> [Work request]:
In the material below, list every line carrying the string "this".

> [Extracted material]:
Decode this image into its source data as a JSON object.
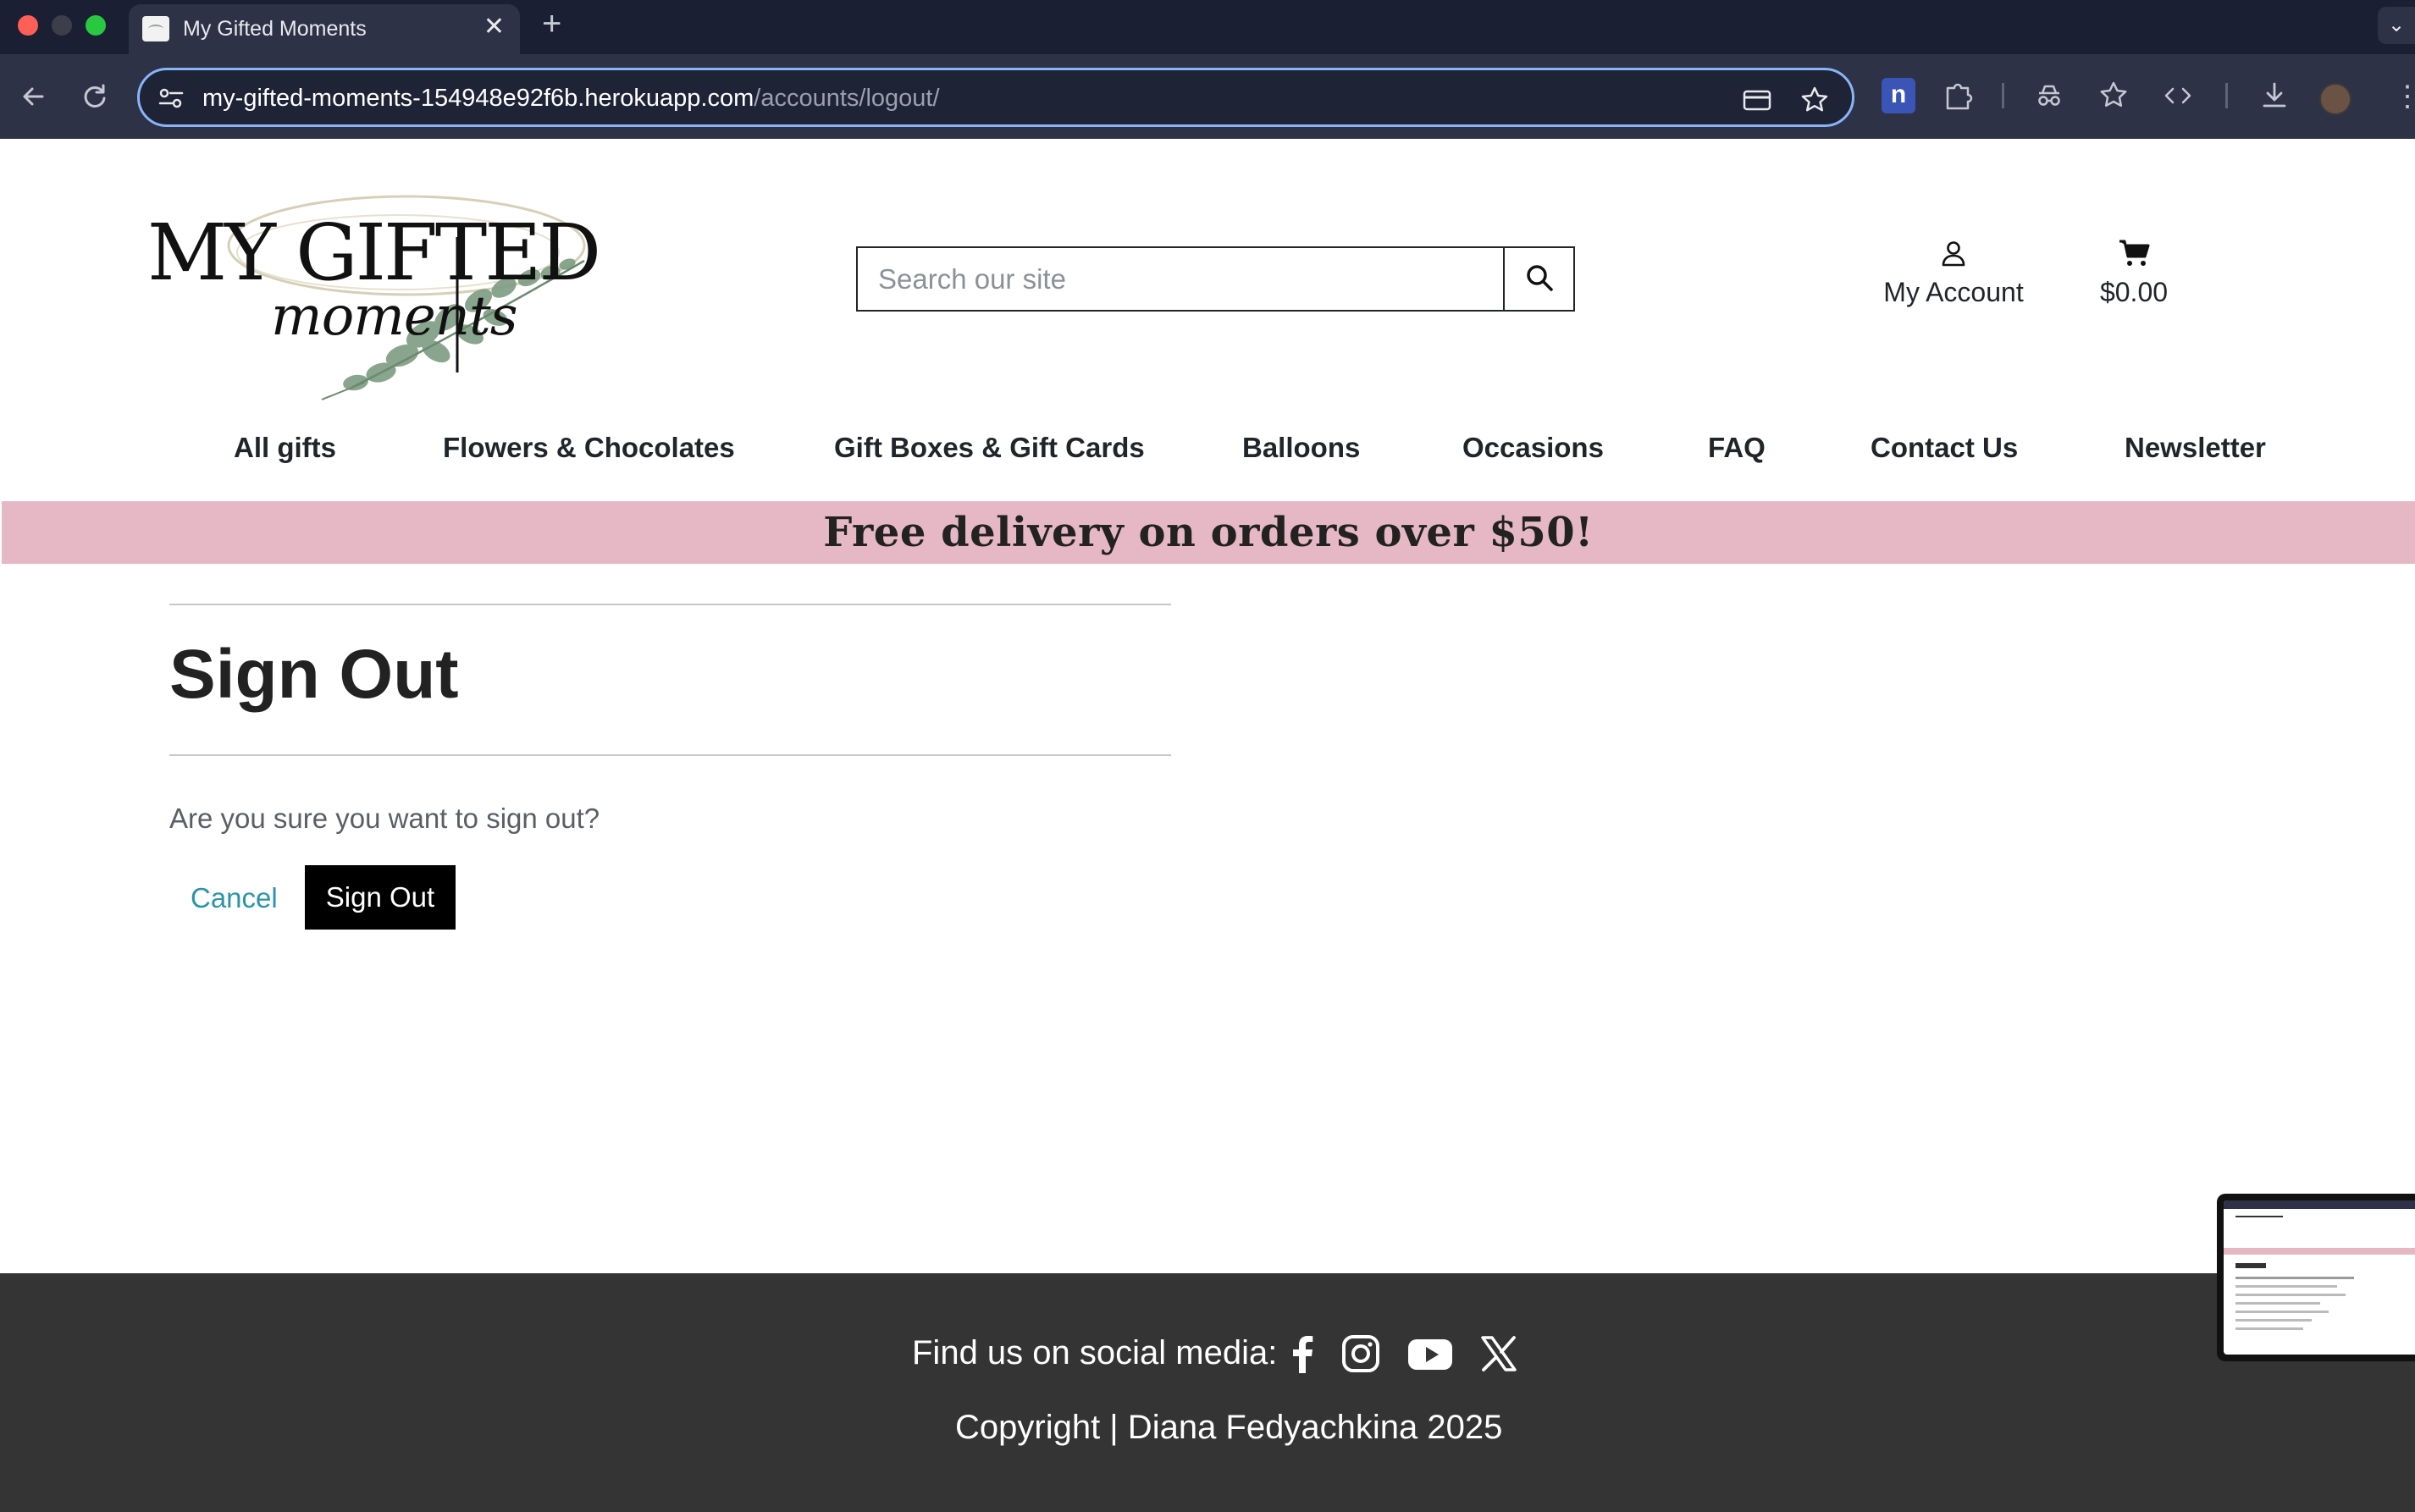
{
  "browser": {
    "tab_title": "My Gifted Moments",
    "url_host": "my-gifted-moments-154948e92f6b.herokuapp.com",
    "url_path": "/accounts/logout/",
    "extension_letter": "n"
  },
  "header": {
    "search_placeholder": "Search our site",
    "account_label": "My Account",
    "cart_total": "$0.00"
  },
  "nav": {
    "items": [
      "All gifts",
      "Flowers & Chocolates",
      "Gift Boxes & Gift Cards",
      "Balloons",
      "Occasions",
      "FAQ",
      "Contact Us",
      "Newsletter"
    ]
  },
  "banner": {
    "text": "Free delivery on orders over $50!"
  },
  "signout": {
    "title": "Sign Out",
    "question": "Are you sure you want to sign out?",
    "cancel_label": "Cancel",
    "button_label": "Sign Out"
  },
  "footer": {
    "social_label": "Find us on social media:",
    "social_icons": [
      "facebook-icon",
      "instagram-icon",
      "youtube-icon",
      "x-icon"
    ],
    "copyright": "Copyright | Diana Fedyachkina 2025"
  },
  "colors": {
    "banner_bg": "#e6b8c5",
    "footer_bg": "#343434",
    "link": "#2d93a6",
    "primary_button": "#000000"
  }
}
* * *
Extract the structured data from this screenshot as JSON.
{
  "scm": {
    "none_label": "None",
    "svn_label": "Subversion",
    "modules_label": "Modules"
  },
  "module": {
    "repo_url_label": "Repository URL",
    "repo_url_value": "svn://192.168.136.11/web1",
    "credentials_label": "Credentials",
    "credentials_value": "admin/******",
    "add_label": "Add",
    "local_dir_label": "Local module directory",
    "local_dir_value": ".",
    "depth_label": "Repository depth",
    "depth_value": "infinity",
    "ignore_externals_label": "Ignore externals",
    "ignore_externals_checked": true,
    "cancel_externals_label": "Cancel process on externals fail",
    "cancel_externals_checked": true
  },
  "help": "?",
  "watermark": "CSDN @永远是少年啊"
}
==
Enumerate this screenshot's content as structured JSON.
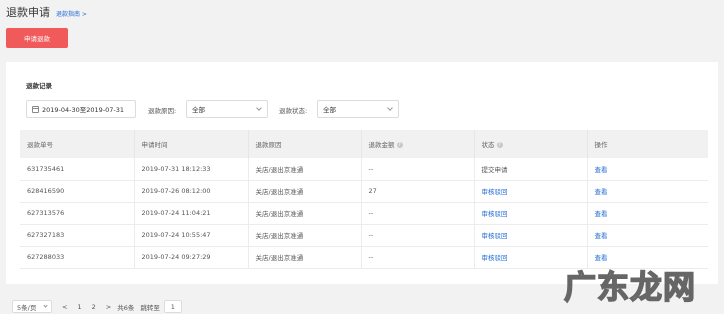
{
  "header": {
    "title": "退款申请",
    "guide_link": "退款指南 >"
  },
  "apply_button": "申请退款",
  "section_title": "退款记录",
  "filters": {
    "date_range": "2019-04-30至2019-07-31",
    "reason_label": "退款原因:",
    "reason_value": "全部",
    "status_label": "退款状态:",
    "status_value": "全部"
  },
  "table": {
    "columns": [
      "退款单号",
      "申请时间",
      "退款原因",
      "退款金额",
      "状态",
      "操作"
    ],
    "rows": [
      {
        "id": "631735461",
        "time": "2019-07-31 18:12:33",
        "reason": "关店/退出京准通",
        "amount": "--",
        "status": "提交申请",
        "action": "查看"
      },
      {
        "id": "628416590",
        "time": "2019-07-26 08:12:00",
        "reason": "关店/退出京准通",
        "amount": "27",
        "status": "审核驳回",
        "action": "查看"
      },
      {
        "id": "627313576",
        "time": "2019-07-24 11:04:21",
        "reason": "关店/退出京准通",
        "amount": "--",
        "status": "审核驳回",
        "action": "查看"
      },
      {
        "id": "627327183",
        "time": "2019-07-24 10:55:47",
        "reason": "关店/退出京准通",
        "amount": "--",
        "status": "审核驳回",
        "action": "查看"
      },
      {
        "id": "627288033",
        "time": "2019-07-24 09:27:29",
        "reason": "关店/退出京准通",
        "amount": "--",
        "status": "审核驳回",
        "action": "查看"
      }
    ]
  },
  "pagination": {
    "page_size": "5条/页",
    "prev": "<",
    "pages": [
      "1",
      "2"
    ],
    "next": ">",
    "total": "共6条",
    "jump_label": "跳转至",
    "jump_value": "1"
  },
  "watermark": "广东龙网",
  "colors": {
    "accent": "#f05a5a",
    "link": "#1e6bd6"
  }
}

> [Exercise response]:
Decode this image into its source data as a JSON object.
Extract the structured data from this screenshot as JSON.
Enumerate this screenshot's content as structured JSON.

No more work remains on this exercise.